Where the records hold the string "visible", show the whole line it sits on.

**Input for this task:**
<<<<

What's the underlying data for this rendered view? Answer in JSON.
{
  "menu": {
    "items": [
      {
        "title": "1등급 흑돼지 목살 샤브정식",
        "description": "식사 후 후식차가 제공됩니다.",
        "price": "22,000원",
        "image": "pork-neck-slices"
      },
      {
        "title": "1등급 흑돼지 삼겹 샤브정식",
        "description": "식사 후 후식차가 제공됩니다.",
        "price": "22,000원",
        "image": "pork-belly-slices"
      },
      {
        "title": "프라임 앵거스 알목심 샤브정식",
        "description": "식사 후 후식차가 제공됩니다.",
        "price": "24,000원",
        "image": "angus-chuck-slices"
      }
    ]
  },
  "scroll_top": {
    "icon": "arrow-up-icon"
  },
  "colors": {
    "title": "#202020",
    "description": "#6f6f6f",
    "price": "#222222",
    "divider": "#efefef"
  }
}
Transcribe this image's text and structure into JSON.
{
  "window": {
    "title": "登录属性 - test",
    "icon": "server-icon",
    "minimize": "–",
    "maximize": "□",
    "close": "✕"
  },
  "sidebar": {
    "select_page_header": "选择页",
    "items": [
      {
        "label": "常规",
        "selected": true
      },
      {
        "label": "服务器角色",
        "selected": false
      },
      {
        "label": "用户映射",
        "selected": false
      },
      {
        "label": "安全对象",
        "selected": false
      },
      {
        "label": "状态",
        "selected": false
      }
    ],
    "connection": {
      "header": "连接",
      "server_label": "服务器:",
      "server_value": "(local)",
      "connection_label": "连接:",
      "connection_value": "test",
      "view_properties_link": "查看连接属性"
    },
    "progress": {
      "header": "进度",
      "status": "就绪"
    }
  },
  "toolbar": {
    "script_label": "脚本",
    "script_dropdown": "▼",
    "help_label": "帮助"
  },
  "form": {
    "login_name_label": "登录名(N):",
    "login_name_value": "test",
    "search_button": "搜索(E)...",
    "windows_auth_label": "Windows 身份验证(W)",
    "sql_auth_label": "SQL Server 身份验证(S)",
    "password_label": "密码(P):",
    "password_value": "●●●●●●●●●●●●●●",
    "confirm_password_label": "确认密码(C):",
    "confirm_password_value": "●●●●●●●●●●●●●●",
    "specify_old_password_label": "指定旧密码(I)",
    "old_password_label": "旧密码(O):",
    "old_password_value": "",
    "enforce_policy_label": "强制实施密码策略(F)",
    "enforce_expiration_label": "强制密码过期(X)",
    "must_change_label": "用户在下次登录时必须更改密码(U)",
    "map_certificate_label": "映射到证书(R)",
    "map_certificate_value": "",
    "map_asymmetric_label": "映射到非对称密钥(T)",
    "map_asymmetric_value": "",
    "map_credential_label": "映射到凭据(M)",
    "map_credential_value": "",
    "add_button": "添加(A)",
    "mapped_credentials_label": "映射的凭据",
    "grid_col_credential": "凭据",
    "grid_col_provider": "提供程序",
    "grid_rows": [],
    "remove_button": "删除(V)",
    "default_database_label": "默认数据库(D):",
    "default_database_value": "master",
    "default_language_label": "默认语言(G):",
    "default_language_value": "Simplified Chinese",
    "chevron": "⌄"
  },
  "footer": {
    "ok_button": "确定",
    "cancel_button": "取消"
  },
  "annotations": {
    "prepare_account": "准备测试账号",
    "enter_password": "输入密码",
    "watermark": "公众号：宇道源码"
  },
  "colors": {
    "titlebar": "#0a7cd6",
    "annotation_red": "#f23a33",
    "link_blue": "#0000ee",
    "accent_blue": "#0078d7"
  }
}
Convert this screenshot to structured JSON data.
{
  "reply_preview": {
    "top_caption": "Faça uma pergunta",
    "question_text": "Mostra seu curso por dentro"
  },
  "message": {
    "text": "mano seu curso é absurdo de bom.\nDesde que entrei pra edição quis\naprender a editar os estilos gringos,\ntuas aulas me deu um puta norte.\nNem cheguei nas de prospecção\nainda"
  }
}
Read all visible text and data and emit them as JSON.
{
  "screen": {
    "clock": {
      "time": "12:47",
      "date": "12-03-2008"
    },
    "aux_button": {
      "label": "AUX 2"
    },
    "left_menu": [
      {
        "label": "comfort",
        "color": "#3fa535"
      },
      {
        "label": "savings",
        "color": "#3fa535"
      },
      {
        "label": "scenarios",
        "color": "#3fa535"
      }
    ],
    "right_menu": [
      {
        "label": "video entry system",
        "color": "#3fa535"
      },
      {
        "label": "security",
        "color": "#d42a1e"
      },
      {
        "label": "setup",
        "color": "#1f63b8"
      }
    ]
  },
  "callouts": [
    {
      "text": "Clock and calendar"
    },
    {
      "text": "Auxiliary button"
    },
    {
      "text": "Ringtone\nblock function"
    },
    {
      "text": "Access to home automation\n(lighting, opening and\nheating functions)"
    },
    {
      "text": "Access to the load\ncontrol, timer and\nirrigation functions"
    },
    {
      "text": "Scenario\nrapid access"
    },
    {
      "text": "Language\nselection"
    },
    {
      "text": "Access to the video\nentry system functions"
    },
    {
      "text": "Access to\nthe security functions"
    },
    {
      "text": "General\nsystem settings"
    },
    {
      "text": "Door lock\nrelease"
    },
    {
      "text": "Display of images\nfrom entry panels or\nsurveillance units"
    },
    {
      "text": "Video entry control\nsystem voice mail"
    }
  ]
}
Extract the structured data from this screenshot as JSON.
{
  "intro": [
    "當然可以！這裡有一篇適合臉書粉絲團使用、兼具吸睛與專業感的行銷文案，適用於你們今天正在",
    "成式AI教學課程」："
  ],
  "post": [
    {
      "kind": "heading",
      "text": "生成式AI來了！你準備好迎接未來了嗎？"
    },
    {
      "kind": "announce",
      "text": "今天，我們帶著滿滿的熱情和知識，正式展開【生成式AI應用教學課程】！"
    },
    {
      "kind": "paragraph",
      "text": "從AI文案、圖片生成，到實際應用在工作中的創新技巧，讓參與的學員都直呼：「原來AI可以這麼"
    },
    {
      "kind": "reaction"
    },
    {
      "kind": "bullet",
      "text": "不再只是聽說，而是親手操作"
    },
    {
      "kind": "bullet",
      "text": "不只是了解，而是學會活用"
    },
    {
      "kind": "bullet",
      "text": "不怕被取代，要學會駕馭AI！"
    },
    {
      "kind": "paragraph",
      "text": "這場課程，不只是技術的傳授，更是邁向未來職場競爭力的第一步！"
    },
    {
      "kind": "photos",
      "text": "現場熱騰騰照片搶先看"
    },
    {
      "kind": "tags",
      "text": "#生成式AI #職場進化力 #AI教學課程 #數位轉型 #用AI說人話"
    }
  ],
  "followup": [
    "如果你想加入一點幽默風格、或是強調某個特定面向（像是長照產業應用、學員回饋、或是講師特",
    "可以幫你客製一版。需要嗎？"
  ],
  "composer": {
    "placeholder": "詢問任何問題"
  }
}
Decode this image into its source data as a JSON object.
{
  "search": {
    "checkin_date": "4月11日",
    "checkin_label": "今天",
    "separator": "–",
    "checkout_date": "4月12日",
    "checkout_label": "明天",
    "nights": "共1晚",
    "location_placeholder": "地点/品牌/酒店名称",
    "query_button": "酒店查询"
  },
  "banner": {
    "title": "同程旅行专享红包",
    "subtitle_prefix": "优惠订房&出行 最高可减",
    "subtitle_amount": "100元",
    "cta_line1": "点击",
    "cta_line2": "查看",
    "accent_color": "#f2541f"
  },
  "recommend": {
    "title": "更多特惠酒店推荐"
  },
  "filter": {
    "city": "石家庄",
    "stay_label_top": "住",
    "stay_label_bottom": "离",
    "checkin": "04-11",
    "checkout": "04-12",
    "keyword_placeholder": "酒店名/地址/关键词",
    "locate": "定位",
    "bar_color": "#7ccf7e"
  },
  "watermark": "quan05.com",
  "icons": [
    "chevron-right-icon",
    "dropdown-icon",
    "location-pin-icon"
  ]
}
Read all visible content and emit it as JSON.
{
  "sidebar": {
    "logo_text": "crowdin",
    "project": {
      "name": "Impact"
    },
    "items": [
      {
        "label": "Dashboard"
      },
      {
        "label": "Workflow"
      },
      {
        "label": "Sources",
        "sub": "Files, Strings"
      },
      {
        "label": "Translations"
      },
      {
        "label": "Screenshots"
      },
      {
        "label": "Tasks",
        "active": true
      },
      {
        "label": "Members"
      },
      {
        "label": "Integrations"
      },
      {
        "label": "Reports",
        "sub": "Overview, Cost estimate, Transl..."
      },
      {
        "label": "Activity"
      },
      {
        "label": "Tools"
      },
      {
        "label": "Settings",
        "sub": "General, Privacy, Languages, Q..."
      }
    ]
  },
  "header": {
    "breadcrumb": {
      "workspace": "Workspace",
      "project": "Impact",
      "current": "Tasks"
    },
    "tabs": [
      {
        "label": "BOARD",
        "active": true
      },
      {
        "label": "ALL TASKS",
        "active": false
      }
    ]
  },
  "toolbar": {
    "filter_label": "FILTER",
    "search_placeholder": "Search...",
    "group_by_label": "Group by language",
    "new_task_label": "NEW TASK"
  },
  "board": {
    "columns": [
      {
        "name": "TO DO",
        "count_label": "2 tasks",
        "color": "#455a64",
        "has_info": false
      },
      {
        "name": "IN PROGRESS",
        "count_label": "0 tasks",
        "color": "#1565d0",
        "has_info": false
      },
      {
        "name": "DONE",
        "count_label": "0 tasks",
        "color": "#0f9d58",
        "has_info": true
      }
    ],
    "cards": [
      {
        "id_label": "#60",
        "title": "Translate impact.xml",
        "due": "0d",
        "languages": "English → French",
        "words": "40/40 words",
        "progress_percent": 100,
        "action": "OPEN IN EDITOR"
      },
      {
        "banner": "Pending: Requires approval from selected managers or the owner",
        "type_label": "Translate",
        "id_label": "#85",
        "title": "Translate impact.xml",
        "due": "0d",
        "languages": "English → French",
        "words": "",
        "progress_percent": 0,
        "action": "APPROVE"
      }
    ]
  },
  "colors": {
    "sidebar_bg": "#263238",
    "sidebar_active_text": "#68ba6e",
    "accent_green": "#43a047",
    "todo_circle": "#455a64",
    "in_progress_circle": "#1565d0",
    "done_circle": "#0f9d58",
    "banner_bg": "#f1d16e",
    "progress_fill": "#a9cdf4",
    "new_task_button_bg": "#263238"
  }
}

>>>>

**Written response:**
Read all visible text and data and emit them as JSON.
Read all visible content and emit it as JSON.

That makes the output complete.